> Instructions to follow
Show every line in the records below that contains the word "label".

---------- Information shown

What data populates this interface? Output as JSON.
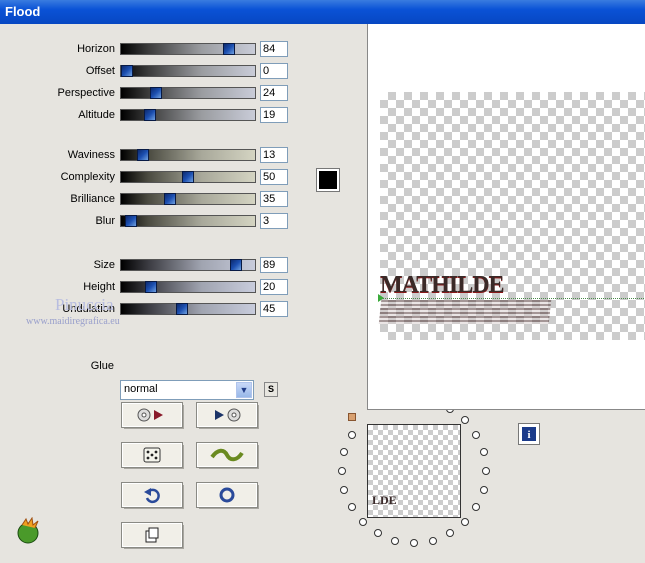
{
  "window": {
    "title": "Flood"
  },
  "sliders_group1": [
    {
      "label": "Horizon",
      "value": "84",
      "pct": 84
    },
    {
      "label": "Offset",
      "value": "0",
      "pct": 0
    },
    {
      "label": "Perspective",
      "value": "24",
      "pct": 24
    },
    {
      "label": "Altitude",
      "value": "19",
      "pct": 19
    }
  ],
  "sliders_group2": [
    {
      "label": "Waviness",
      "value": "13",
      "pct": 13
    },
    {
      "label": "Complexity",
      "value": "50",
      "pct": 50
    },
    {
      "label": "Brilliance",
      "value": "35",
      "pct": 35
    },
    {
      "label": "Blur",
      "value": "3",
      "pct": 3
    }
  ],
  "sliders_group3": [
    {
      "label": "Size",
      "value": "89",
      "pct": 89
    },
    {
      "label": "Height",
      "value": "20",
      "pct": 20
    },
    {
      "label": "Undulation",
      "value": "45",
      "pct": 45
    }
  ],
  "color_swatch": "#000000",
  "glue": {
    "label": "Glue",
    "value": "normal",
    "s_button": "S"
  },
  "watermark": {
    "name": "Pinuccia",
    "url": "www.maidiregrafica.eu"
  },
  "preview": {
    "text": "MATHILDE",
    "thumb_text": "LDE"
  },
  "icons": {
    "buttons": [
      "play-forward-icon",
      "play-backward-icon",
      "dice-icon",
      "wave-icon",
      "undo-icon",
      "reset-icon",
      "copy-icon"
    ],
    "info": "info-icon",
    "logo": "plugin-logo-icon"
  }
}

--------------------

> Answer section
      "label": "Horizon",
      "label": "Offset",
      "label": "Perspective",
      "label": "Altitude",
      "label": "Waviness",
      "label": "Complexity",
      "label": "Brilliance",
      "label": "Blur",
      "label": "Size",
      "label": "Height",
      "label": "Undulation",
    "label": "Glue",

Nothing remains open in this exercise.